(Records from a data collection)
------------------------------------------------------------

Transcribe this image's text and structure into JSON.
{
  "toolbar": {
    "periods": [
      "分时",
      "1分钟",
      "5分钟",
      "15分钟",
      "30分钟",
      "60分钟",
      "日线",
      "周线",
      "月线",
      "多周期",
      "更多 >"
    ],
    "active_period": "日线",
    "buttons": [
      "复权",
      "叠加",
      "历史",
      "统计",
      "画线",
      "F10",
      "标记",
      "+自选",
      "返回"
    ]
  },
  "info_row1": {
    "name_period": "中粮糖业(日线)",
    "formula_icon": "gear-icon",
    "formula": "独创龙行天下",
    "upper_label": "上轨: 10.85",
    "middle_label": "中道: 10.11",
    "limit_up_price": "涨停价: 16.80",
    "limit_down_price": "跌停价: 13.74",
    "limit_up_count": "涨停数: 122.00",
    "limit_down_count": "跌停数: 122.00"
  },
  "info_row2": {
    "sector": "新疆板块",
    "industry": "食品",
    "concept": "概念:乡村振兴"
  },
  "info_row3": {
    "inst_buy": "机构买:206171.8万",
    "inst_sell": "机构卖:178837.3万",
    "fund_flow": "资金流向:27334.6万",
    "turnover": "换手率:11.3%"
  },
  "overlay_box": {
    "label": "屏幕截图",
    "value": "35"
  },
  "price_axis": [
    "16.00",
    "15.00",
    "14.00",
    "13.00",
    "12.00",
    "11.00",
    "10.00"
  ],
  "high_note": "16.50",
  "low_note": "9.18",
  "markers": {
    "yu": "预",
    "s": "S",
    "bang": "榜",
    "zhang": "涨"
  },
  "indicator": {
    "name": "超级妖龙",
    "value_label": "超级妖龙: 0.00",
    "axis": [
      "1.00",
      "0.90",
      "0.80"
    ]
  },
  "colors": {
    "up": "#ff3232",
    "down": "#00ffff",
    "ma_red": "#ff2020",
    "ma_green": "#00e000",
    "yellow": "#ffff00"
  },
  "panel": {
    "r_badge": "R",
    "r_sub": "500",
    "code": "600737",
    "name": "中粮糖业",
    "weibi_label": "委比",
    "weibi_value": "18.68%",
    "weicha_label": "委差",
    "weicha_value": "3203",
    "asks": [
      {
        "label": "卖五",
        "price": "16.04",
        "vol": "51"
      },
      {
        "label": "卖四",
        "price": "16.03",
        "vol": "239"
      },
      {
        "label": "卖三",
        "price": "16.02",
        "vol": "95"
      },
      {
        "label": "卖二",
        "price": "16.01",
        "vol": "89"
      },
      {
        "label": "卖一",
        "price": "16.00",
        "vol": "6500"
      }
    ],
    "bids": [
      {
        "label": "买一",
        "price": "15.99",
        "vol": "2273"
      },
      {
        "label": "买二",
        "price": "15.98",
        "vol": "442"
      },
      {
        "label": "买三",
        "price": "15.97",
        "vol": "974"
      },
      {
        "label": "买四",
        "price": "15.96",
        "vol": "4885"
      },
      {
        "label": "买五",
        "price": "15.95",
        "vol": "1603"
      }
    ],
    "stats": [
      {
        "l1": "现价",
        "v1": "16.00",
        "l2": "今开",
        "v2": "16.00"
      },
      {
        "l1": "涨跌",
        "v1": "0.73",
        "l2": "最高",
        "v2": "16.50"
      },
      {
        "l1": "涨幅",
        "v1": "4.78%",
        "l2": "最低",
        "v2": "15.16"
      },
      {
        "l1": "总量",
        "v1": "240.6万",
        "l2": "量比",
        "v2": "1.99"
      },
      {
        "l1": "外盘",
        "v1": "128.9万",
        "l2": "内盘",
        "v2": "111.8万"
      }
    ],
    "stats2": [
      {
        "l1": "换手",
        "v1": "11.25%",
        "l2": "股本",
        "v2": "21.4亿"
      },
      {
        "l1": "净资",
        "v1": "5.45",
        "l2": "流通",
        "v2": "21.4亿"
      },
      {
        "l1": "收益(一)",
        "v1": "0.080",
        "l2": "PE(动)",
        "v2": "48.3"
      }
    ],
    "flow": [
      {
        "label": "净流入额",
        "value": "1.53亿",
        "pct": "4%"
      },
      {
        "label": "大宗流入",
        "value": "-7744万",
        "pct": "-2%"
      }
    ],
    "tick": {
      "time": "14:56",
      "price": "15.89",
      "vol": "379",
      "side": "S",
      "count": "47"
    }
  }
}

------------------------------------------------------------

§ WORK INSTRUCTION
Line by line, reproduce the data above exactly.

§ RESULT OF THIS TASK
Transcribe this image's text and structure into JSON.
{
  "toolbar": {
    "periods": [
      "分时",
      "1分钟",
      "5分钟",
      "15分钟",
      "30分钟",
      "60分钟",
      "日线",
      "周线",
      "月线",
      "多周期",
      "更多 >"
    ],
    "active_period": "日线",
    "buttons": [
      "复权",
      "叠加",
      "历史",
      "统计",
      "画线",
      "F10",
      "标记",
      "+自选",
      "返回"
    ]
  },
  "info_row1": {
    "name_period": "中粮糖业(日线)",
    "formula_icon": "gear-icon",
    "formula": "独创龙行天下",
    "upper_label": "上轨: 10.85",
    "middle_label": "中道: 10.11",
    "limit_up_price": "涨停价: 16.80",
    "limit_down_price": "跌停价: 13.74",
    "limit_up_count": "涨停数: 122.00",
    "limit_down_count": "跌停数: 122.00"
  },
  "info_row2": {
    "sector": "新疆板块",
    "industry": "食品",
    "concept": "概念:乡村振兴"
  },
  "info_row3": {
    "inst_buy": "机构买:206171.8万",
    "inst_sell": "机构卖:178837.3万",
    "fund_flow": "资金流向:27334.6万",
    "turnover": "换手率:11.3%"
  },
  "overlay_box": {
    "label": "屏幕截图",
    "value": "35"
  },
  "price_axis": [
    "16.00",
    "15.00",
    "14.00",
    "13.00",
    "12.00",
    "11.00",
    "10.00"
  ],
  "high_note": "16.50",
  "low_note": "9.18",
  "markers": {
    "yu": "预",
    "s": "S",
    "bang": "榜",
    "zhang": "涨"
  },
  "indicator": {
    "name": "超级妖龙",
    "value_label": "超级妖龙: 0.00",
    "axis": [
      "1.00",
      "0.90",
      "0.80"
    ]
  },
  "colors": {
    "up": "#ff3232",
    "down": "#00ffff",
    "ma_red": "#ff2020",
    "ma_green": "#00e000",
    "yellow": "#ffff00"
  },
  "panel": {
    "r_badge": "R",
    "r_sub": "500",
    "code": "600737",
    "name": "中粮糖业",
    "weibi_label": "委比",
    "weibi_value": "18.68%",
    "weicha_label": "委差",
    "weicha_value": "3203",
    "asks": [
      {
        "label": "卖五",
        "price": "16.04",
        "vol": "51"
      },
      {
        "label": "卖四",
        "price": "16.03",
        "vol": "239"
      },
      {
        "label": "卖三",
        "price": "16.02",
        "vol": "95"
      },
      {
        "label": "卖二",
        "price": "16.01",
        "vol": "89"
      },
      {
        "label": "卖一",
        "price": "16.00",
        "vol": "6500"
      }
    ],
    "bids": [
      {
        "label": "买一",
        "price": "15.99",
        "vol": "2273"
      },
      {
        "label": "买二",
        "price": "15.98",
        "vol": "442"
      },
      {
        "label": "买三",
        "price": "15.97",
        "vol": "974"
      },
      {
        "label": "买四",
        "price": "15.96",
        "vol": "4885"
      },
      {
        "label": "买五",
        "price": "15.95",
        "vol": "1603"
      }
    ],
    "stats": [
      {
        "l1": "现价",
        "v1": "16.00",
        "l2": "今开",
        "v2": "16.00"
      },
      {
        "l1": "涨跌",
        "v1": "0.73",
        "l2": "最高",
        "v2": "16.50"
      },
      {
        "l1": "涨幅",
        "v1": "4.78%",
        "l2": "最低",
        "v2": "15.16"
      },
      {
        "l1": "总量",
        "v1": "240.6万",
        "l2": "量比",
        "v2": "1.99"
      },
      {
        "l1": "外盘",
        "v1": "128.9万",
        "l2": "内盘",
        "v2": "111.8万"
      }
    ],
    "stats2": [
      {
        "l1": "换手",
        "v1": "11.25%",
        "l2": "股本",
        "v2": "21.4亿"
      },
      {
        "l1": "净资",
        "v1": "5.45",
        "l2": "流通",
        "v2": "21.4亿"
      },
      {
        "l1": "收益(一)",
        "v1": "0.080",
        "l2": "PE(动)",
        "v2": "48.3"
      }
    ],
    "flow": [
      {
        "label": "净流入额",
        "value": "1.53亿",
        "pct": "4%"
      },
      {
        "label": "大宗流入",
        "value": "-7744万",
        "pct": "-2%"
      }
    ],
    "tick": {
      "time": "14:56",
      "price": "15.89",
      "vol": "379",
      "side": "S",
      "count": "47"
    }
  }
}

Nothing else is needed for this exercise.